What to work on ->
In the entries below, find the string "time" and return each line holding it.

Provided entries ->
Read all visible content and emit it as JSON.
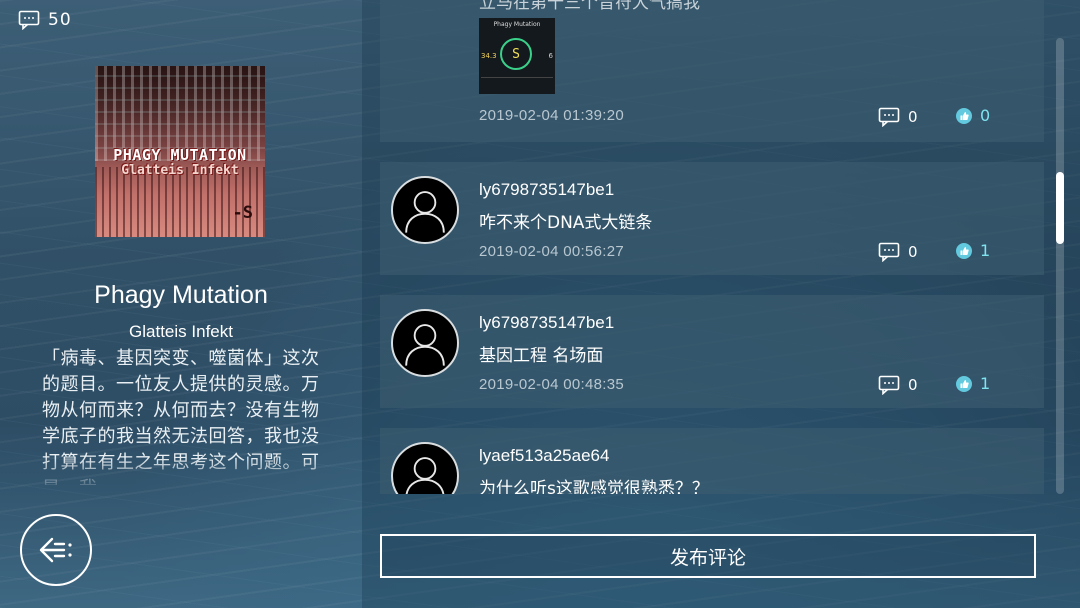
{
  "song": {
    "comment_count": "50",
    "cover_title_line1": "PHAGY MUTATION",
    "cover_title_line2": "Glatteis Infekt",
    "title": "Phagy Mutation",
    "artist": "Glatteis Infekt",
    "description": "「病毒、基因突变、噬菌体」这次的题目。一位友人提供的灵感。万物从何而来？从何而去？没有生物学底子的我当然无法回答，我也没打算在有生之年思考这个问题。可是，我"
  },
  "comments": [
    {
      "text": "立马在第十三个音符大气搞我",
      "thumb_title": "Phagy Mutation",
      "thumb_center": "S",
      "thumb_left_value": "34.3",
      "thumb_right_value": "6",
      "time": "2019-02-04 01:39:20",
      "replies": "0",
      "likes": "0"
    },
    {
      "username": "ly6798735147be1",
      "text": "咋不来个DNA式大链条",
      "time": "2019-02-04 00:56:27",
      "replies": "0",
      "likes": "1"
    },
    {
      "username": "ly6798735147be1",
      "text": "基因工程 名场面",
      "time": "2019-02-04 00:48:35",
      "replies": "0",
      "likes": "1"
    },
    {
      "username": "lyaef513a25ae64",
      "text": "为什么听s这歌感觉很熟悉？？"
    }
  ],
  "post_button_label": "发布评论",
  "icons": [
    "comment-icon",
    "thumbs-up-icon",
    "back-arrow-icon",
    "user-avatar-icon"
  ],
  "colors": {
    "like_accent": "#7fe4f0",
    "panel": "#3c5c70",
    "ring_green": "#3ad08a"
  },
  "scroll_position": 0.3
}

Written reply ->
      "time": "2019-02-04 01:39:20",
      "time": "2019-02-04 00:56:27",
      "time": "2019-02-04 00:48:35",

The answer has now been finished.